What is needed: Every record below should be written out exactly; pictures stay out.

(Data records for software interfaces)
※

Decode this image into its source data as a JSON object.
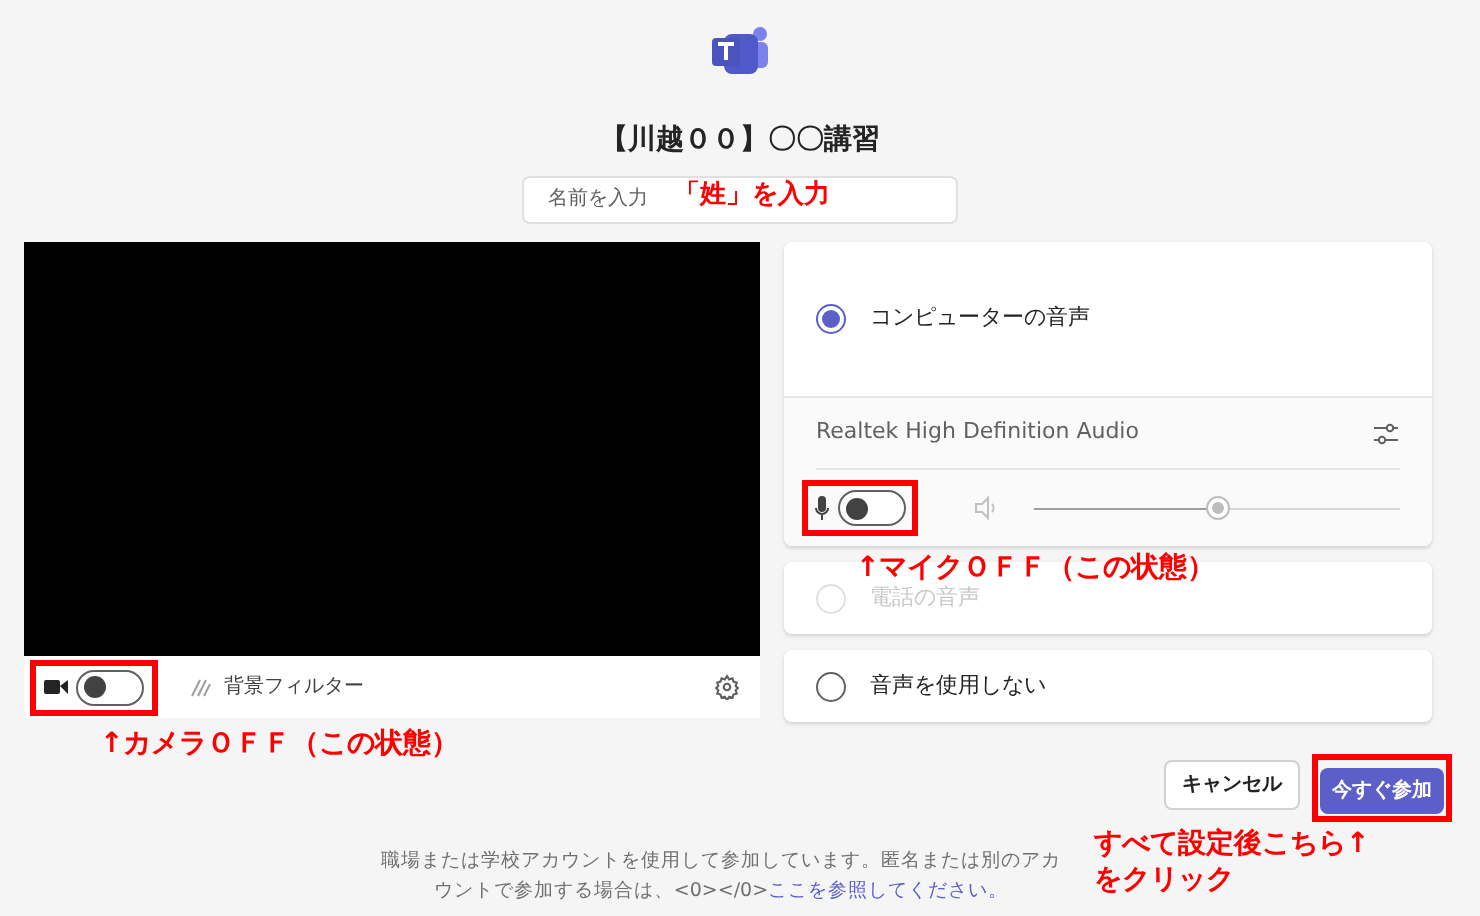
{
  "meeting_title": "【川越００】〇〇講習",
  "name_field": {
    "placeholder": "名前を入力",
    "annotation": "「姓」を入力"
  },
  "video": {
    "camera_on": false,
    "camera_annotation": "↑カメラＯＦＦ（この状態）",
    "background_filter": "背景フィルター"
  },
  "audio_options": [
    {
      "kind": "computer",
      "label": "コンピューターの音声",
      "selected": true,
      "disabled": false,
      "device": "Realtek High Definition Audio",
      "mic_on": false,
      "level": 0.5,
      "mic_annotation": "↑マイクＯＦＦ（この状態）"
    },
    {
      "kind": "plain",
      "label": "電話の音声",
      "selected": false,
      "disabled": true
    },
    {
      "kind": "plain",
      "label": "音声を使用しない",
      "selected": false,
      "disabled": false
    }
  ],
  "buttons": {
    "cancel": "キャンセル",
    "join": "今すぐ参加",
    "join_annotation": [
      "すべて設定後こちら↑",
      "をクリック"
    ]
  },
  "footer": {
    "text": "職場または学校アカウントを使用して参加しています。匿名または別のアカウントで参加する場合は、<0></0>",
    "link": "ここを参照してください。"
  }
}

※

Response area:
Decode this image into its source data as a JSON object.
{
  "meeting_title": "【川越００】〇〇講習",
  "name_field": {
    "placeholder": "名前を入力",
    "annotation": "「姓」を入力"
  },
  "video": {
    "camera_on": false,
    "camera_annotation": "↑カメラＯＦＦ（この状態）",
    "background_filter": "背景フィルター"
  },
  "audio_options": [
    {
      "kind": "computer",
      "label": "コンピューターの音声",
      "selected": true,
      "disabled": false,
      "device": "Realtek High Definition Audio",
      "mic_on": false,
      "level": 0.5,
      "mic_annotation": "↑マイクＯＦＦ（この状態）"
    },
    {
      "kind": "plain",
      "label": "電話の音声",
      "selected": false,
      "disabled": true
    },
    {
      "kind": "plain",
      "label": "音声を使用しない",
      "selected": false,
      "disabled": false
    }
  ],
  "buttons": {
    "cancel": "キャンセル",
    "join": "今すぐ参加",
    "join_annotation": [
      "すべて設定後こちら↑",
      "をクリック"
    ]
  },
  "footer": {
    "text": "職場または学校アカウントを使用して参加しています。匿名または別のアカウントで参加する場合は、<0></0>",
    "link": "ここを参照してください。"
  }
}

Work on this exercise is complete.